While writing this very blog post, I began to also reflect on this – what if I were not here? What if I were not back out in the world now? How different my life and the lives of others would be if I did not exist in it and how many opportunities I would have missed out on if I were still in religious life. Since being out, I have been asked to be a bridesmaid in four weddings including of two friends I did not have pre-convent, became a godmother, was present to a sibling during a difficult time in his life (my younger brother was diagnosed with a form of leukemia a few months after I had left the convent but he is now in full remission, thanks be to God!), started and lead a group for women at my parish to grow in the spiritual life, am sponsoring a young woman in RCIA, have spent countless quiet hours before Jesus in prayer giving Him the opportunity to better love me without having the responsibilities and stress I had felt at times in religious life (and before being in a possible vocation of marriage), and am planning to go on a pilgrimage to the Holy Land in a couple of months.
There have been and will be ups and downs, but if we continue walking to Him and with Him on the water turning to Him and His Heart of love in prayer and seek to see the blessings, our cross can become a source of grace for ourselves and others. Regardless of our vocation, our hearts are made for God & union with Him and to live with Him for all eternity in Heaven. He is the #1 source of love in our lives and only His love is perfect and is to complete us. How great is His love for us! Receive His love!
“Suffering has to come because if you look at the cross, He has got His head bending down – He wants to kiss you – and He has both hands open wide – He wants to embrace you. He has His heart opened wide to receive you. Then when you feel miserable inside, look at the cross and you will know what is happening. Suffering, pain, sorrow, feelings of loneliness, are nothing but the kiss of Jesus, a sign that you have come so close that He can kiss you…” – Mother Teresa

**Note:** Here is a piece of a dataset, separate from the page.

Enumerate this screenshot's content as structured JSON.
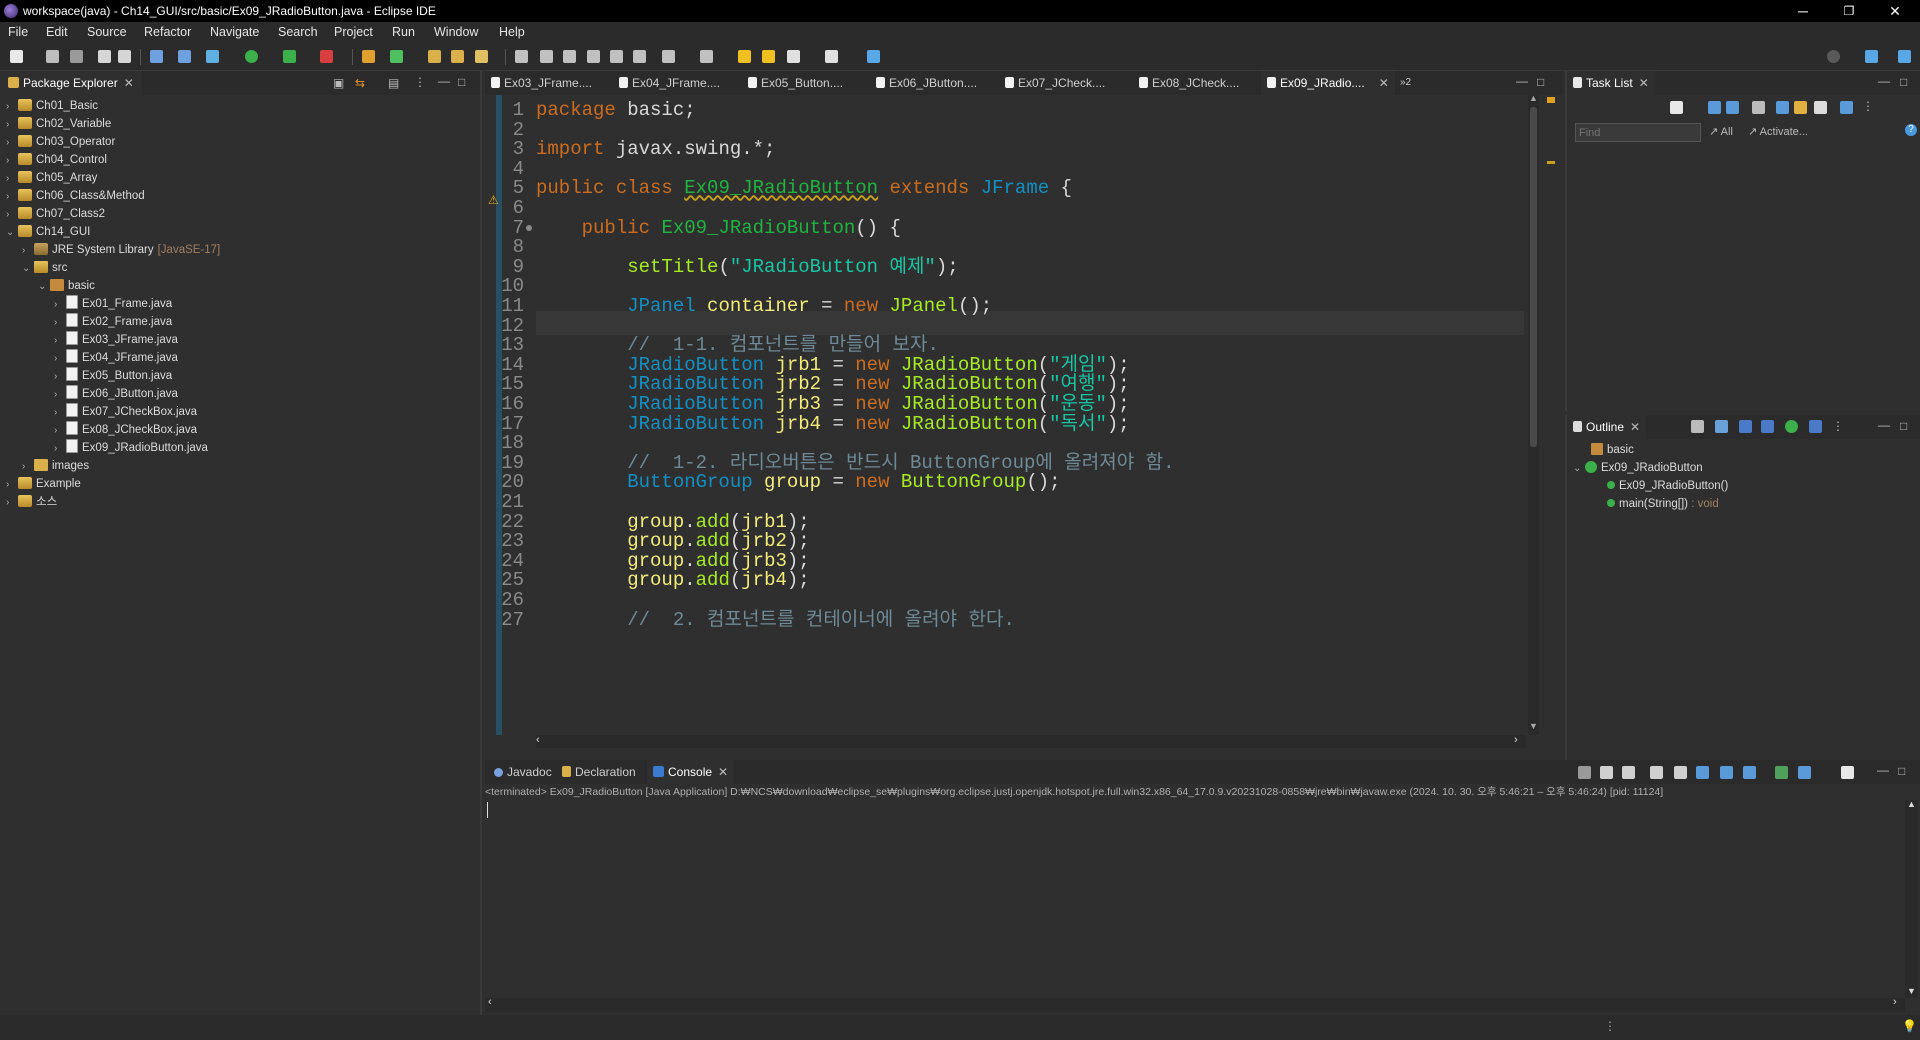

“Lay all your cares about the future trustingly in God’s hands, and let yourself be guided by the Lord just like a little child.” – St. Teresa Benedicta